More Than One Worm in the Apple.” This example also illustrates that the
Don’t Repeat Yourself (DRY) principle isn’t a purely academic concern.
There’s a school of thought that suggests duplication is OK before landing on the correct abstraction. I consider this dangerous advice, because it’s so easily misunderstood and used to justify low standards. Programmers are notorious for taking shortcuts in code quality in order to move onto the next new thing to work on. They’re also notorious for using any available rationale to justify this behavior, and often disparaging more thoughtful approaches as “religion.” (Not that some can’t get carried away in the opposite direction—but it’s more common to find programmers attacking “religion” than programmers that are certifiable zealots.)
I understand the utility of duplicating bits of code in one’s private workspace while experimenting with a new change. However, I think the fear of the potential costs of premature abstraction are overblown. The far, far greater danger is that of “experimental” duplication getting shipped, leading to hesitation to change shipping code. Instead of the “hasty abstraction” getting baked in, dangerous duplication gets baked in instead.
After all, a premature abstraction should prove straightforward to reverse. Working with it should quickly reveal its shortcomings, which suggest refactoring it or breaking it apart in favor of duplicating its code for some reason. If it wasn’t premature, then making changes to the only copy is less time consuming and error prone than having to update multiple copies.
Replacing duplication with a suitable abstraction after the fact should be easy,
but it gives cover to potentially unnoticed bugs in the meanwhile. Again,
fail illustrates how easy it is to miss bugs in duplicate code. Once you’ve
seen the first copy, the rest tend to look the same, even if they’re not. Our
brains are so eager to detect and match patterns that they trick us into
skipping over critical details when we’re not careful. (I believe this is
because we process duplicate code with “System 1” thinking instead of more
expensive “System 2” thinking, per Thinking, Fast and Slow.)
We all know a 50 line code change is generally much faster and easier to review than a 500 line change. (500 lines of new or changed behavior, that is—500 lines of search and replace or deleted code is different.) Encouraging smaller reviews encourages decomposing larger changes into a series of smaller ones that can be independently tested, reviewed, and merged.
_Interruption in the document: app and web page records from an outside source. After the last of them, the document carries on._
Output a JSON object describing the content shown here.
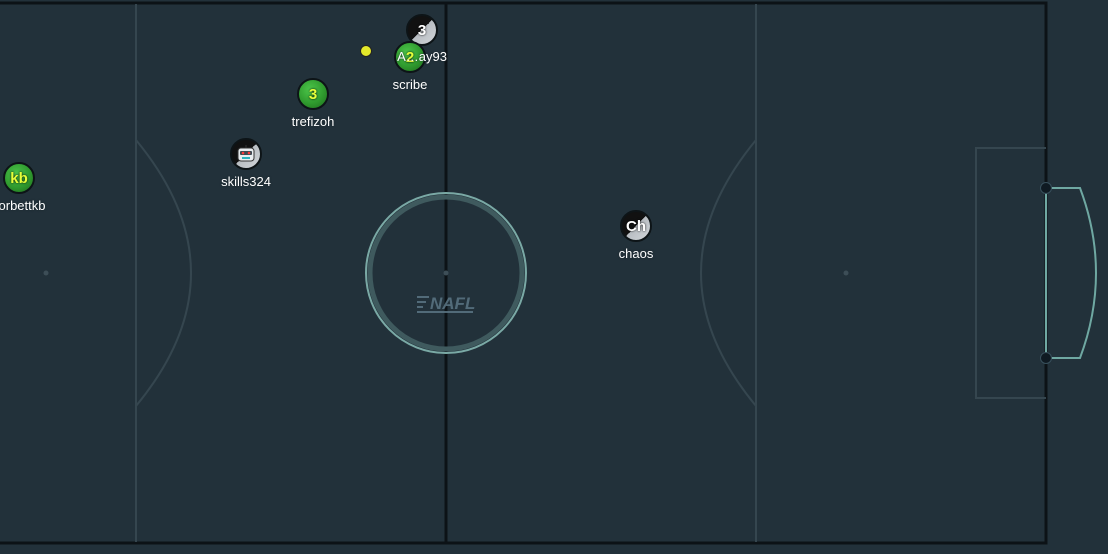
{
  "stadium": {
    "logo_text": "NAFL",
    "colors": {
      "background": "#22313a",
      "pitch_line": "#35464f",
      "boundary": "#0c1216",
      "goal_line": "#6fa8a2",
      "center_circle": "#7aa9a5",
      "ball": "#e3e82a"
    }
  },
  "players": [
    {
      "name": "scribe",
      "avatar": "2",
      "team": "blue"
    },
    {
      "name": "trefizoh",
      "avatar": "3",
      "team": "blue"
    },
    {
      "name": "skills324",
      "avatar": "robot-emoji-icon",
      "team": "red"
    },
    {
      "name": "orbettkb",
      "avatar": "kb",
      "team": "blue"
    },
    {
      "name": "chaos",
      "avatar": "Ch",
      "team": "red"
    },
    {
      "name": "A…ay93",
      "avatar": "3",
      "team": "red"
    }
  ]
}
This enables more thorough reviews, faster and more stable tests, and higher long term code quality and maintainability.
Even so, some hold onto the dated belief that one should submit entire feature changes at once to avoid “dead code.” The thinking, I suppose, is that one risks introducing unused code if a larger change is introduced one piece at a time. The value judgment seems to be that unused code is a greater risk to quality than, say, poorly tested code.
This, however, increases the risk of checking in “deadly code” that contains a bug that could harm users in some way. This is because larger changes are generally more difficult to test and review thoroughly. Overcompensating for poor design sense, poor communication, poor code quality, and poor process by mandating ill advised all-at-once changes can’t overcome those issues. In fact, it all but guarantees their perpetuation.
“It’s just test code.”
Of course, you’ll hear people make some variation of the excuse “It’s just test code” for writing sloppy tests. However, if the tests are there to ensure the quality and readiness of the production code, then the tests are part of our production toolchain. If a test fails, it should halt production releases until we’ve aligned the reality of the system’s behavior with our expectations (like Toyota’s andon cord). If a failure doesn’t warrant a halt in production, the test is a waste of resources (including precious developer attention) and should be removed. As such, our tests deserve as much respect and care as any other part of our value-creating product or infrastructure.